Emmanuel Charles McCarthy

From Wikipedia, the free encyclopedia
Jump to: navigation, search
Rev. Emmanuel Charles McCarthy

Emmanuel Charles McCarthy is a priest of the Melkite Greek Catholic Church, an Eastern Catholic church in communion with the Pope. He has been a Catholic priest since he was ordained on 9 August 1981, in Damascus, Syria. He has served as Spiritual Director and Rector of St. Gregory the Theologian Melkite Catholic Seminary in Newton, Massachusetts and is now a Retreat Director.

Biography[edit]

McCarthy graduated from the University of Notre Dame in South Bend, Indiana in 1962, and lectured there becoming the founder and the original director of the Program for the Study and Practice of Nonviolent Conflict Resolution at the University. He left the Notre Dame in 1969, resigning in protest.[1] He is also co-founder, along with Dorothy Day, Gordon Zahn and others of Pax Christi USA. He has directed retreats and spoken throughout the world on the issue of the relationship of faith and violence, and the Nonviolent Jesus and His Way of Nonviolent Love of friends and enemies.

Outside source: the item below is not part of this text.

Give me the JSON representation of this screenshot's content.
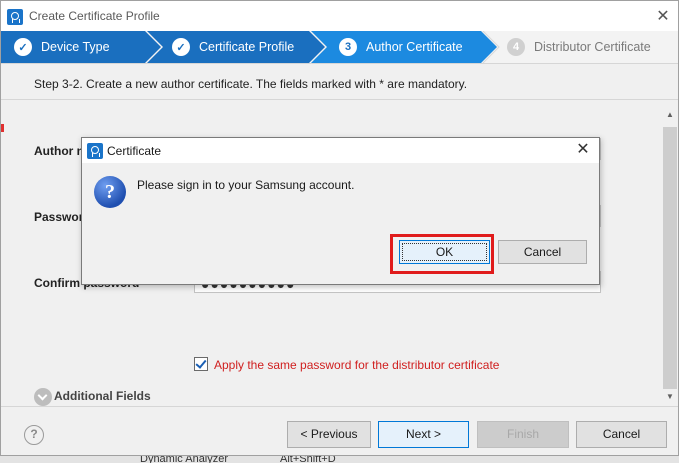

In 1983 he began The Annual Forty Day Fast for the Truth of Gospel Nonviolence, (1 July to 9 August), whose purpose is to pray to the Lord in the name of Jesus to bestow on the Churches of Christianity whatever extraordinary graces are needed so that they, individually and collectively, will turn from justifying violence and enmity in the name of Jesus and begin to teach about violence and enmity what Jesus taught about violence and enmity. In 1990 he initiated the July 16 Twenty-Four Hours Day of Prayer for Forgiveness and Protection with Our Lady of Mount Carmel at Trinity Site in the New Mexico desert. July 16 is the feast day of Our Lady of Mt. Carmel, as well as, the day in 1945 when the first atomic bomb was detonated at Trinity Site.[2]

He was the keynote speaker at the Lorraine Motel in Memphis, Tennessee, for the 25th anniversary memorial of the assassination of Martin Luther King, Jr. at that spot. He has been nominated for the Nobel Peace Prize and is author of several books. He has written popular articles and theological essays on the subject of violence, religion and the nonviolent love of friends and enemies that Jesus taught. His CD/DVD series, Behold the Lamb, is a presentation on the matter of the nonviolent Jesus and his way of nonviolent love of friends and enemies.

References[edit]

  1. ^ Gray, Amanda (26 October 2013). "Anti-war priest to lecture at Notre Dame". South Bend Tribune. Retrieved 7 April 2015. 
  2. ^ Kohls, Gary G. (8 August 2012). "The Darkness of August 9". Consortiumnews. Retrieved 7 April 2015. 

External links[edit]